“As long as you don’t compromise the integrity of the music, I think that the fans will enjoy it,” he added. “I think it’s an excellent lineup. We’ve done numerous shows with Foghat over the years. They’re good friends of ours and we’re no strangers with Molly Hatchet either. We’ve done a few shows with them.
“The last time the three of us got together, we were on the Legends of Rock Cruise, and it’s a great lineup,” Hurst noted. “I enjoy both bands, and the music is good, so it should be a good evening of entertainment.”
Since the band’s beginning in the late ’60s Hurst said they have recorded approximately 15 albums.
“We’ve had albums out all the way up to the ’90s,” he said. “There’s a bunch.”
The love and art of music was the inspiration for beginning Steppenwolf.
“They are all musicians and it was just being artists,” Hurst said. “I think what put this band together and what motivated them to get together is not unlike any other band that gets together. You have the love of the music and you feel creative and artistic.
“If you can find like-minded people to perform on various instruments you hook up, and it’s about loving it, but also having fun doing it and to see what happens,” he added. “It’s like an artist, like a painting, pick up the brush and see what you end up with.”
Hurst has many memorable moments as a member of Steppenwolf, such as playing at Farm Aide concerts with Willie Nelson. Although, playing in Berlin stands out from the rest.
“I recall playing a show in Germany a year or so after the wall came down,” he noted. “That was very, very emotionally stirring, knowing that a lot of the people who were denied the freedom of being able to listen to rock and the music, they now could come out openly and listen to a concert. Things we would take for granted.”
Steppenwolf doesn’t tour as often as in the past, mainly because the members are involved with their own projects. Hurst lives near Portland, Oregon with his family where he teaches drum lessons. He said John Kay and his wife Jutta Maue-Kay promote the protection of wildlife and the environment through the Maue Kay Foundation. Hurst added that the Kays are “hands-on” in their approach and travel all over the world bringing awareness and raising funds for the foundation.
Hurst added that Steppenwolf is happy to be coming back to Missouri and was looking forward to playing for fans at the MSF.

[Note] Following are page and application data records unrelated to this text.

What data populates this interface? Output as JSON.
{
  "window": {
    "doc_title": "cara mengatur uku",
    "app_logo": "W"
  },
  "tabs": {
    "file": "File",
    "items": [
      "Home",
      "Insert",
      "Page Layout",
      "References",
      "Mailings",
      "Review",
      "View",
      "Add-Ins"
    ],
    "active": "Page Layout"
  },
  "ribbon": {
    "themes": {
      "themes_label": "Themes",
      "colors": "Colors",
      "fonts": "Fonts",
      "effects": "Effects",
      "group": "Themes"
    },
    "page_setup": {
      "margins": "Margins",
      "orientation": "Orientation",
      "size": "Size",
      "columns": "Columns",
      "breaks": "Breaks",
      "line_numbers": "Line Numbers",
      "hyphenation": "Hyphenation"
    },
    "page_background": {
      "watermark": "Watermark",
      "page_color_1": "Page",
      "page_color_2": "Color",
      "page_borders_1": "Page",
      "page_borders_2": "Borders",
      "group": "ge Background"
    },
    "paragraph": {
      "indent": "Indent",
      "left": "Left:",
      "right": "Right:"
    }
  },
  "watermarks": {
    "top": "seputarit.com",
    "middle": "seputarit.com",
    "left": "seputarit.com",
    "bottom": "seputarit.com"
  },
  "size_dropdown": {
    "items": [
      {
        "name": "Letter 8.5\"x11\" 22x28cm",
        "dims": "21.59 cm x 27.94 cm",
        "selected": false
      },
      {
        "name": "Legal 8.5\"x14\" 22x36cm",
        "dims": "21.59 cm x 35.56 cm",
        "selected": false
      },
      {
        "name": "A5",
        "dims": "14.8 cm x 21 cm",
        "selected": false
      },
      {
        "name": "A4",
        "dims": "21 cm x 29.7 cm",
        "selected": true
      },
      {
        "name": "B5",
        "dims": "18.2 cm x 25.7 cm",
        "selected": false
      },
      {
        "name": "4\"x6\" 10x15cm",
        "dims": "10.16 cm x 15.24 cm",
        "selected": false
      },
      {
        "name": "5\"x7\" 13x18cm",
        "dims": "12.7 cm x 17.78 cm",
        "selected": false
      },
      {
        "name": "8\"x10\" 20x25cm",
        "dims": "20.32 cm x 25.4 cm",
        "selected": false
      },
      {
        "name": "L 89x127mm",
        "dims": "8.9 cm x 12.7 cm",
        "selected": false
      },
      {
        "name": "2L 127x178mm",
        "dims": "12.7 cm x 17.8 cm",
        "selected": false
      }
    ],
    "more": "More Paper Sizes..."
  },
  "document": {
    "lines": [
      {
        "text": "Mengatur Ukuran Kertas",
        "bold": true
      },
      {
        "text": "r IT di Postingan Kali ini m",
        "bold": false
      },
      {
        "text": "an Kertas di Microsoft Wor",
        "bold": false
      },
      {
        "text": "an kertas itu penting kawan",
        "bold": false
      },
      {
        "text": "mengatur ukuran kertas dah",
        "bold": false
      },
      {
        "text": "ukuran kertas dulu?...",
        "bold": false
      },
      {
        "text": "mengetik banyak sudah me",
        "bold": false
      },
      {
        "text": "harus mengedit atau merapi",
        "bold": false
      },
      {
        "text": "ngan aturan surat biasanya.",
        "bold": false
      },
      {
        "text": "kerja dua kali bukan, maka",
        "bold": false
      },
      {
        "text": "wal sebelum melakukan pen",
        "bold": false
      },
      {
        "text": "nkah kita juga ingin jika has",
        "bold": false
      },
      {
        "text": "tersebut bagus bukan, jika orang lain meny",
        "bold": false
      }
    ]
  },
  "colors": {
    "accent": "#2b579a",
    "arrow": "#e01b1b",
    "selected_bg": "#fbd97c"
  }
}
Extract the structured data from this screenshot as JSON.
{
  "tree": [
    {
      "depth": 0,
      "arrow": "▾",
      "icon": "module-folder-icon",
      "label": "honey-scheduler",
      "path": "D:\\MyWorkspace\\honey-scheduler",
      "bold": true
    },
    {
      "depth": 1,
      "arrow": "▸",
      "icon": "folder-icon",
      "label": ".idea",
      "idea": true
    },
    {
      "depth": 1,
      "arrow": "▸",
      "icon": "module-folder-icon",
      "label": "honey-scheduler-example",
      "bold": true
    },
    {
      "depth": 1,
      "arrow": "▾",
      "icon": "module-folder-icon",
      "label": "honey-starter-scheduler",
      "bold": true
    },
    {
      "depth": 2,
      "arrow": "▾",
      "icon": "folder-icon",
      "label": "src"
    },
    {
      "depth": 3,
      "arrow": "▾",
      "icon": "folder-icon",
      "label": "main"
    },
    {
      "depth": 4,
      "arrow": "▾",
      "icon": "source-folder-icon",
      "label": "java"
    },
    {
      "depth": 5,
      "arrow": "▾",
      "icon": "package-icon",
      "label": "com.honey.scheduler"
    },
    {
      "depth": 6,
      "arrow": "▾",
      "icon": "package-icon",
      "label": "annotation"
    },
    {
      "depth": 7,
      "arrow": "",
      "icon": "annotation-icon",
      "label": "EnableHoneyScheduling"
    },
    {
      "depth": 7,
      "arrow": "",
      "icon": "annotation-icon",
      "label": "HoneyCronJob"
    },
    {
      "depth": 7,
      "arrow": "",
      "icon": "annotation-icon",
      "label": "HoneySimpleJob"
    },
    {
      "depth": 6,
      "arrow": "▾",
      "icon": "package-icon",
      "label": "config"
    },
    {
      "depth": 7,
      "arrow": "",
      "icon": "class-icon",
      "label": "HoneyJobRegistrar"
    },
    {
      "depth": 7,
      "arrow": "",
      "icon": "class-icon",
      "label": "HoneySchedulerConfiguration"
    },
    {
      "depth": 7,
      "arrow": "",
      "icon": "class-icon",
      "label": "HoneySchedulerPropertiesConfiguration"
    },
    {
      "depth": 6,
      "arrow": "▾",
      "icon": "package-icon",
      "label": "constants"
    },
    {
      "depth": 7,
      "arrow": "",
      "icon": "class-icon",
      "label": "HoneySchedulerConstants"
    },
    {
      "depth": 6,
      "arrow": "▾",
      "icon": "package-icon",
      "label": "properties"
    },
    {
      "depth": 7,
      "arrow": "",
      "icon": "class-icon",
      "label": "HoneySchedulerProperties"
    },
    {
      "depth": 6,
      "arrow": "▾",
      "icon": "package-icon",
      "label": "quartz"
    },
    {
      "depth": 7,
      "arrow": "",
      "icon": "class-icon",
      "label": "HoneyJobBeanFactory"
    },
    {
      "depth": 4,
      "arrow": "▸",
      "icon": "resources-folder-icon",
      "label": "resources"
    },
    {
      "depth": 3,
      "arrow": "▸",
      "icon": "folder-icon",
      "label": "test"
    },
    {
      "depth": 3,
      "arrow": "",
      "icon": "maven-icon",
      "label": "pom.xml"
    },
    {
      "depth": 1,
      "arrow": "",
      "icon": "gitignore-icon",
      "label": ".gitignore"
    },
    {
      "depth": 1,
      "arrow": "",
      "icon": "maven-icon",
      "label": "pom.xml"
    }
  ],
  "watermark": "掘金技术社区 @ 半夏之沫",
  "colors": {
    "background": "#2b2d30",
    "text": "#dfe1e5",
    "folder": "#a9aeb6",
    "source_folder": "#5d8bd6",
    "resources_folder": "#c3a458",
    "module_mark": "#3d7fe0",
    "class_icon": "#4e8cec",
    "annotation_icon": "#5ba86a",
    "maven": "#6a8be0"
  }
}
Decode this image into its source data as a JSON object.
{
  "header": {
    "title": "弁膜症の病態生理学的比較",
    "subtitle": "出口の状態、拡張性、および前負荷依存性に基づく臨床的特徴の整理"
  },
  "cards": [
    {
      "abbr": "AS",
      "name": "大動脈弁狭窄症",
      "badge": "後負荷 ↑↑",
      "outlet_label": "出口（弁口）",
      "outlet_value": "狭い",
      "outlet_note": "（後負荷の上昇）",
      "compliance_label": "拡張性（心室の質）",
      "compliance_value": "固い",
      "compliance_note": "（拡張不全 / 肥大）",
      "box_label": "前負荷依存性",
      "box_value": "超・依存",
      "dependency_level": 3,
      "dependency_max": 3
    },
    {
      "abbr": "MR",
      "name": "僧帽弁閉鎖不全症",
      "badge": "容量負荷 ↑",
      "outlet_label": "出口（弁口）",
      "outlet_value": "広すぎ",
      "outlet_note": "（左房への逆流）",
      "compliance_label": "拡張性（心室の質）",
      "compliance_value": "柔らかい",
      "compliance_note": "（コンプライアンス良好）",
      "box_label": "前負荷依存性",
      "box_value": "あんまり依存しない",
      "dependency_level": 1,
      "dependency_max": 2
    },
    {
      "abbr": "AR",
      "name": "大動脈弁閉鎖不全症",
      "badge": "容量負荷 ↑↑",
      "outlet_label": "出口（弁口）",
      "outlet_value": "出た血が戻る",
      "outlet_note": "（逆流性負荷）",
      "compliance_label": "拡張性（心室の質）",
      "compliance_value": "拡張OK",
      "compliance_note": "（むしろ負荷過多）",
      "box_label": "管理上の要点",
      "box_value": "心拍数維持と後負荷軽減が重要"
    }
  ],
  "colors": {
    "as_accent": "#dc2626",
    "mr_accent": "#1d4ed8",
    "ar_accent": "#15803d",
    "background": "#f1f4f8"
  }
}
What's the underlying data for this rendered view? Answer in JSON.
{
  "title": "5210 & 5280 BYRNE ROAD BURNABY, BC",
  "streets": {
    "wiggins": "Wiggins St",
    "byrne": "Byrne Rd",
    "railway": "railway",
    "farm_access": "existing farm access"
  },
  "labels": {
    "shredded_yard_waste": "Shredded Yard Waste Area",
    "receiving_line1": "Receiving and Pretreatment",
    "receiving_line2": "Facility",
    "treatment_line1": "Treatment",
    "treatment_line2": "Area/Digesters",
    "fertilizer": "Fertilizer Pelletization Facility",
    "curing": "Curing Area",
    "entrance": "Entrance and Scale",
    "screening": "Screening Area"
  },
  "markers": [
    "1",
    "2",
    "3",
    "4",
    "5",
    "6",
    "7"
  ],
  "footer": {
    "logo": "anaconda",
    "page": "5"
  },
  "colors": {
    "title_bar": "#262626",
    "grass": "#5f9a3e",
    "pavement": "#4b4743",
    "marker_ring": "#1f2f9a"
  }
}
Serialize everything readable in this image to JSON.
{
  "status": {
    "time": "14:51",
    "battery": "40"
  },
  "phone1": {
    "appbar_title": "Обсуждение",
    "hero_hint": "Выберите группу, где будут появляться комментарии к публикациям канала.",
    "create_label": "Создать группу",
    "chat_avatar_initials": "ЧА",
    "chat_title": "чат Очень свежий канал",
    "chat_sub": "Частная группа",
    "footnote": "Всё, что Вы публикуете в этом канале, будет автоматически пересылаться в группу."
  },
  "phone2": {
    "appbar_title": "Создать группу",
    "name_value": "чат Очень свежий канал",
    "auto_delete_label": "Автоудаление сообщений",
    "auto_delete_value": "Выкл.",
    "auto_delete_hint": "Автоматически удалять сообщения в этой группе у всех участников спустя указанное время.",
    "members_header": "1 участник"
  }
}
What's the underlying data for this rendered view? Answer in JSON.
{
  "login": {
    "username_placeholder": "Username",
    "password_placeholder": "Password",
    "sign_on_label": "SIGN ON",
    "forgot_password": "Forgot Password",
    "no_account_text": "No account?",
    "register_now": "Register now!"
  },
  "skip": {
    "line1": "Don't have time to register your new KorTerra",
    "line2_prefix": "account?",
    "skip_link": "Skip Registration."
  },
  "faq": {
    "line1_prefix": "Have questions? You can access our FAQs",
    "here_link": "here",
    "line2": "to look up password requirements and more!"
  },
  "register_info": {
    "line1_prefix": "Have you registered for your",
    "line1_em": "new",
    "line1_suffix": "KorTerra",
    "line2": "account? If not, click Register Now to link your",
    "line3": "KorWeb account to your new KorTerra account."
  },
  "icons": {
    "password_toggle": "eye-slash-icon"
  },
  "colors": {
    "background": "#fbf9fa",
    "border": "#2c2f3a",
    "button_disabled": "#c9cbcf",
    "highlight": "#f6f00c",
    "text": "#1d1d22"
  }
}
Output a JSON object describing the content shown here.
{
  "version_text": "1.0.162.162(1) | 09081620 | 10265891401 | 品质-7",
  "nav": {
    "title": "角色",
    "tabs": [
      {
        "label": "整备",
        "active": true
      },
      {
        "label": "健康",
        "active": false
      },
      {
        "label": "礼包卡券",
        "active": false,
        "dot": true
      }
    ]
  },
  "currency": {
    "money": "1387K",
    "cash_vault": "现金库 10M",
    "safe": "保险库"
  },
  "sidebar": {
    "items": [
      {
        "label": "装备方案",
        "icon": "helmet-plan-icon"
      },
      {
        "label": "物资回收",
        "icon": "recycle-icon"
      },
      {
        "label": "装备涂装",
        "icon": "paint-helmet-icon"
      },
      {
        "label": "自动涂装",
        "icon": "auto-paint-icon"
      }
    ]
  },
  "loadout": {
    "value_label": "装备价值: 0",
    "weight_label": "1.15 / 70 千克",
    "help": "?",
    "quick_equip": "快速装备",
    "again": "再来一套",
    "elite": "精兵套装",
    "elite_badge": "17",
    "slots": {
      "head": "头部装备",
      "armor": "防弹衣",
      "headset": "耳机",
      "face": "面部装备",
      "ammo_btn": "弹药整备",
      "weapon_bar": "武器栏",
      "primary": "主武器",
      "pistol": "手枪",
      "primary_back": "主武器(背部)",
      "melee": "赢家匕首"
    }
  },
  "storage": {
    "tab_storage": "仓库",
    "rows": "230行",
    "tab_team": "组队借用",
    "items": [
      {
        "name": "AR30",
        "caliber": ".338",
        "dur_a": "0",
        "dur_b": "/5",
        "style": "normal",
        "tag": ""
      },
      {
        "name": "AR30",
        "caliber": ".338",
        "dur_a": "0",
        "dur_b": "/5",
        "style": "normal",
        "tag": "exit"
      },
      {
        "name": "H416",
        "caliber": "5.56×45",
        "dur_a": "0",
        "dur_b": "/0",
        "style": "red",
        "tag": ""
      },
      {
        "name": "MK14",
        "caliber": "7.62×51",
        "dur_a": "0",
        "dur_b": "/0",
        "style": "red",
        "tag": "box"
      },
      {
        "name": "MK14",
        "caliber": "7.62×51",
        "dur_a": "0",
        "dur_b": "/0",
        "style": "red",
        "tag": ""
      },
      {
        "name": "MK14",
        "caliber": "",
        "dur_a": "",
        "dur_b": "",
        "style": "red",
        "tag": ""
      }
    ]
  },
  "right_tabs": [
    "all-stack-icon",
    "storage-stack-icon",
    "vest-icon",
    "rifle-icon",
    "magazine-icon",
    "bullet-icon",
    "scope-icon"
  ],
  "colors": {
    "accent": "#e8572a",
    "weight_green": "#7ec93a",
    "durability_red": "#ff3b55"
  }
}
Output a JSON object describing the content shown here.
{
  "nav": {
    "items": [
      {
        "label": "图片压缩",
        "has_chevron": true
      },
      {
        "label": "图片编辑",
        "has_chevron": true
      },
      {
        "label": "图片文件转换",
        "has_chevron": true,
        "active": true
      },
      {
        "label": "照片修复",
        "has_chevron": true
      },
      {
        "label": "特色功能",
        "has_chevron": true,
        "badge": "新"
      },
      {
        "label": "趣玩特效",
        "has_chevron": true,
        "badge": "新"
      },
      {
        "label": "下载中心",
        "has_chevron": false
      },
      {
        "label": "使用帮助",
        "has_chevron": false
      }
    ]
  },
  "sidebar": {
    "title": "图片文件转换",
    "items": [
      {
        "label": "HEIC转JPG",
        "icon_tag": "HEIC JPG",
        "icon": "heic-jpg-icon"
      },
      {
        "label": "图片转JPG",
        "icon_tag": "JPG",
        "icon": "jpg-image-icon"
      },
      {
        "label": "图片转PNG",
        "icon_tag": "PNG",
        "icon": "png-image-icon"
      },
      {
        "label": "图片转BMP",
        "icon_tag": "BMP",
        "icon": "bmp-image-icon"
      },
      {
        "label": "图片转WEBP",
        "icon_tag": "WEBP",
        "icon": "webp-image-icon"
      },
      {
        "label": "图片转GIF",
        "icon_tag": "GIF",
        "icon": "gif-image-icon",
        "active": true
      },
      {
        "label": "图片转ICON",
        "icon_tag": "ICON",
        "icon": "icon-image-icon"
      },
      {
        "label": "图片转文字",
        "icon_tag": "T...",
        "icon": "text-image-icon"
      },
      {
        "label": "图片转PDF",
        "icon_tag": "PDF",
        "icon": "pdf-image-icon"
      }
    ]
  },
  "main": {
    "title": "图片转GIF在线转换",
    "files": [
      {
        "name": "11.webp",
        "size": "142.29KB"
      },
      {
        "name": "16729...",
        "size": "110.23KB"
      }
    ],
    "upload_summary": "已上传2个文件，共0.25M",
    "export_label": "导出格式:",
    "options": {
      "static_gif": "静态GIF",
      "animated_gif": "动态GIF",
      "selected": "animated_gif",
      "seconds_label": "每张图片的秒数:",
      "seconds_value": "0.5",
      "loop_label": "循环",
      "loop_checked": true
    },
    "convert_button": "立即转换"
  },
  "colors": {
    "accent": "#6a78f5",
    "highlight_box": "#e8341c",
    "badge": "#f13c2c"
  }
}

“We want to thank them for coming and we always appreciate the fans,” he noted. “We hope to give them a great show with good memories, and actually not hope so but we’re counting on that. Once again with the lineup, I’m sure they are feeling the same way about the other bands as well.
“We’ll get out there and give them a good show and we’re hoping they go home smiling,” Hurst added.
Faith Bemiss can be reached at 530-0289 or @flbemiss.